ASSIGNMENT
Could you return the data that follows exactly, minus the images?

DATA FOR THE TASK
------------------------
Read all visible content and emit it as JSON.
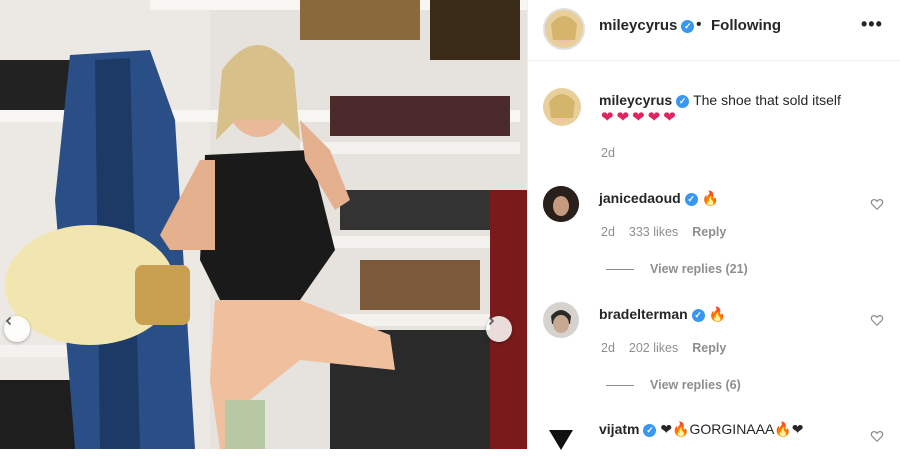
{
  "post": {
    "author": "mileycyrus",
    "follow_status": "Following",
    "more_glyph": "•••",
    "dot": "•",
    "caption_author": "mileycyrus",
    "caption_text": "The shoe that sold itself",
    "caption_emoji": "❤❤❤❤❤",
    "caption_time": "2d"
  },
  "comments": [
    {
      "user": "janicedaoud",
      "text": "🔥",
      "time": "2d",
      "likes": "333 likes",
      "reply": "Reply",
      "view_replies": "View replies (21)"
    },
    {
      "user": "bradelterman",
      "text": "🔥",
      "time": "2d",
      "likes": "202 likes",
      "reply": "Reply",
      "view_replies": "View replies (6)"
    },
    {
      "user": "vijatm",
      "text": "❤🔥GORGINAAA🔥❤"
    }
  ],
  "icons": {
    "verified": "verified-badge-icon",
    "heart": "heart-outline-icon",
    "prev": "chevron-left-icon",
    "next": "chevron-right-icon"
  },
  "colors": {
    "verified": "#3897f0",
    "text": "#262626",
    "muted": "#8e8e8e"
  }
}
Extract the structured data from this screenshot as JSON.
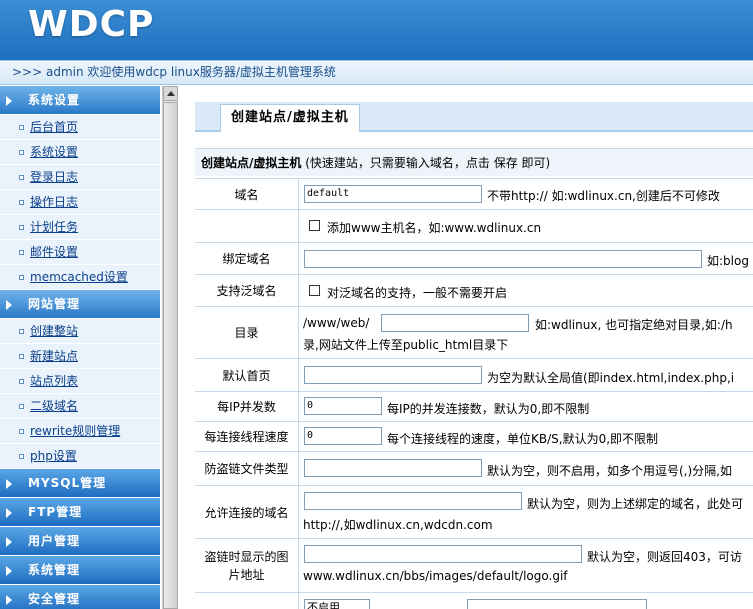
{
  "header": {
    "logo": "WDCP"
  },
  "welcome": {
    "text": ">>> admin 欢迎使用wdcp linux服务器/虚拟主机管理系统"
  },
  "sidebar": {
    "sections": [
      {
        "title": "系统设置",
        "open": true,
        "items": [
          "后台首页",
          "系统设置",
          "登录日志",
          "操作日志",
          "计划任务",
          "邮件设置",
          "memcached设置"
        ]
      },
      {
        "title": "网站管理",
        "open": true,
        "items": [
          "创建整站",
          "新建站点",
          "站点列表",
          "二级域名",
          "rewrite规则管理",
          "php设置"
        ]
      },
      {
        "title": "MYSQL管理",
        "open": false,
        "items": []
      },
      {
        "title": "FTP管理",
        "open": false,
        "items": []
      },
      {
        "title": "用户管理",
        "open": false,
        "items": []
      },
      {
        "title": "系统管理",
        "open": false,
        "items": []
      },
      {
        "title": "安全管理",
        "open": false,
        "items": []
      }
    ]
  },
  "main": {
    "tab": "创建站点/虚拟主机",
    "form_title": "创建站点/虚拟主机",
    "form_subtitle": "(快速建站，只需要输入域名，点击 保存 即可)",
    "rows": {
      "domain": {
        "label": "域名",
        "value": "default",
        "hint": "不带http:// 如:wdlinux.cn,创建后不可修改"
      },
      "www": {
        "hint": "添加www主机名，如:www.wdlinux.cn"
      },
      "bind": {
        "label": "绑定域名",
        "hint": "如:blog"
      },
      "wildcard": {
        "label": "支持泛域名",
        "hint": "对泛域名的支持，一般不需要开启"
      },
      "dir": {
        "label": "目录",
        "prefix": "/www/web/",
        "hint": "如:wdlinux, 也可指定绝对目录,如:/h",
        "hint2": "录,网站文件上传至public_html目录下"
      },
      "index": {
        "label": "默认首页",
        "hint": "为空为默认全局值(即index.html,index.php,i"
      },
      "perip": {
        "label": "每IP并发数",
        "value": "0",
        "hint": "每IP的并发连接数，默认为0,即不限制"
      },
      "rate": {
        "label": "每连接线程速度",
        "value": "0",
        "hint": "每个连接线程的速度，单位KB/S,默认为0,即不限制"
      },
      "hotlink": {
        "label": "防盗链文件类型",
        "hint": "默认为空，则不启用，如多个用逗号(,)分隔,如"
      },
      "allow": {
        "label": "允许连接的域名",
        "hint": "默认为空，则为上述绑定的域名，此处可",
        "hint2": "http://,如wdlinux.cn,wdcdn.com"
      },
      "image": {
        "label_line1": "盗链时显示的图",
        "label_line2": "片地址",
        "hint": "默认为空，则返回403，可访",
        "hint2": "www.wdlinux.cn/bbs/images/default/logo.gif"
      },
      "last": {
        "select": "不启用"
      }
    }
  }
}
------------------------
SOLUTION
Read all visible content and emit it as JSON.
{
  "post": {
    "author": "mileycyrus",
    "follow_status": "Following",
    "more_glyph": "•••",
    "dot": "•",
    "caption_author": "mileycyrus",
    "caption_text": "The shoe that sold itself",
    "caption_emoji": "❤❤❤❤❤",
    "caption_time": "2d"
  },
  "comments": [
    {
      "user": "janicedaoud",
      "text": "🔥",
      "time": "2d",
      "likes": "333 likes",
      "reply": "Reply",
      "view_replies": "View replies (21)"
    },
    {
      "user": "bradelterman",
      "text": "🔥",
      "time": "2d",
      "likes": "202 likes",
      "reply": "Reply",
      "view_replies": "View replies (6)"
    },
    {
      "user": "vijatm",
      "text": "❤🔥GORGINAAA🔥❤"
    }
  ],
  "icons": {
    "verified": "verified-badge-icon",
    "heart": "heart-outline-icon",
    "prev": "chevron-left-icon",
    "next": "chevron-right-icon"
  },
  "colors": {
    "verified": "#3897f0",
    "text": "#262626",
    "muted": "#8e8e8e"
  }
}
Extract the structured data from this screenshot as JSON.
{
  "header": {
    "logo": "WDCP"
  },
  "welcome": {
    "text": ">>> admin 欢迎使用wdcp linux服务器/虚拟主机管理系统"
  },
  "sidebar": {
    "sections": [
      {
        "title": "系统设置",
        "open": true,
        "items": [
          "后台首页",
          "系统设置",
          "登录日志",
          "操作日志",
          "计划任务",
          "邮件设置",
          "memcached设置"
        ]
      },
      {
        "title": "网站管理",
        "open": true,
        "items": [
          "创建整站",
          "新建站点",
          "站点列表",
          "二级域名",
          "rewrite规则管理",
          "php设置"
        ]
      },
      {
        "title": "MYSQL管理",
        "open": false,
        "items": []
      },
      {
        "title": "FTP管理",
        "open": false,
        "items": []
      },
      {
        "title": "用户管理",
        "open": false,
        "items": []
      },
      {
        "title": "系统管理",
        "open": false,
        "items": []
      },
      {
        "title": "安全管理",
        "open": false,
        "items": []
      }
    ]
  },
  "main": {
    "tab": "创建站点/虚拟主机",
    "form_title": "创建站点/虚拟主机",
    "form_subtitle": "(快速建站，只需要输入域名，点击 保存 即可)",
    "rows": {
      "domain": {
        "label": "域名",
        "value": "default",
        "hint": "不带http:// 如:wdlinux.cn,创建后不可修改"
      },
      "www": {
        "hint": "添加www主机名，如:www.wdlinux.cn"
      },
      "bind": {
        "label": "绑定域名",
        "hint": "如:blog"
      },
      "wildcard": {
        "label": "支持泛域名",
        "hint": "对泛域名的支持，一般不需要开启"
      },
      "dir": {
        "label": "目录",
        "prefix": "/www/web/",
        "hint": "如:wdlinux, 也可指定绝对目录,如:/h",
        "hint2": "录,网站文件上传至public_html目录下"
      },
      "index": {
        "label": "默认首页",
        "hint": "为空为默认全局值(即index.html,index.php,i"
      },
      "perip": {
        "label": "每IP并发数",
        "value": "0",
        "hint": "每IP的并发连接数，默认为0,即不限制"
      },
      "rate": {
        "label": "每连接线程速度",
        "value": "0",
        "hint": "每个连接线程的速度，单位KB/S,默认为0,即不限制"
      },
      "hotlink": {
        "label": "防盗链文件类型",
        "hint": "默认为空，则不启用，如多个用逗号(,)分隔,如"
      },
      "allow": {
        "label": "允许连接的域名",
        "hint": "默认为空，则为上述绑定的域名，此处可",
        "hint2": "http://,如wdlinux.cn,wdcdn.com"
      },
      "image": {
        "label_line1": "盗链时显示的图",
        "label_line2": "片地址",
        "hint": "默认为空，则返回403，可访",
        "hint2": "www.wdlinux.cn/bbs/images/default/logo.gif"
      },
      "last": {
        "select": "不启用"
      }
    }
  }
}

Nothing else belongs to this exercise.